  • NAV is an excellent indication of intrinsic value as it illustrates the market value of a REIT based on what its assets would be worth in the private real estate market;
  • Past evidence suggests that if negative market sentiment drives REIT trading prices below NAV and there is sufficient liquidity, the much larger private market will step in (pension funds and others);
  • Importantly, NAV is an asset-only metric that aggregates the value of each individual asset owned by the REIT. NAV does not capture 1) a portfolio premium; 2) the value of a platform/competitive position; or 3) any unique skill set that management may possess. For high-quality REITs, this can represent significant additional value.

7. In the long-run, financial engineering, like steroids, hurts more than it helps.

  • Steroids  can temporarily enhance an athlete’s performance and provide a visible advantage. But we all know it’s not a risk free proposition and “enhanced performance” is not sustainable;
  • While similar to steroids, financial engineering is different in that it only provides the appearance of enhanced (financial) performance;
  • What you get in the short run you give up in the long run, and usually you give up more than you get;
  • A structured transaction typically gives the appearance of accretive growth, a higher NAV and a lower FFO (Funds From Operations) multiple but in truth, its dilutive to both NOI and NAV growth.

8. AFFO multiples are often misleading.

  • The two main factors that distort AFFO (Adjusted Funds From Operations) multiples are: 1) Asset quality: a low-cap-rate property will produce a higher AFFO multiple; 2) Leverage: in higher leverage translates into a lower AFFO      multiple.
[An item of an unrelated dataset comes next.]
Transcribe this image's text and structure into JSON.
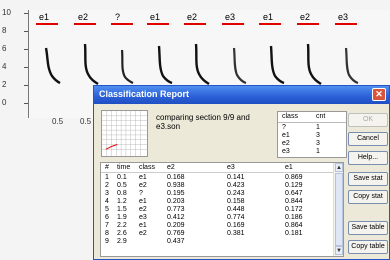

In addition, since there are no reporting standards for AFFO, multiples can be further distorted by different reporting and accounting choices;
  • Unless comparing REITs of similar quality and leverage, an AFFO valuation approach can be misleading. We assert that Price-to-NAV ratio is better valuation tool.

9. For most, frequent trading adds only marginal value.

  • The REIT sector’s small float in combination with numerous long-term individual investors meaningfully reduces trading volumes and liquidity;
  • REITs are highly correlated in the short term and it’s hard to see the value-add of paying up for a block and selling at a discount with a frequent trading strategy;     
  • Execution costs associated with frequent trading (timing, market impact, commissions) diminishes the intended outcome and creates only marginal benefits at best.

10. Platforms are worth a lot of money.

  • A platform encompasses a cohesive portfolio of assets, people, relationships, a national/regional presence, systems and development know-how;
  • In our view, a sizable well-functioning platform enables a real estate organization to drive above-average returns (e.g., income/NAV growth);
  • Based on historical M&A transactions, a well-functioning platform is worth roughly 10-15 per cent of gross assets.
You might also like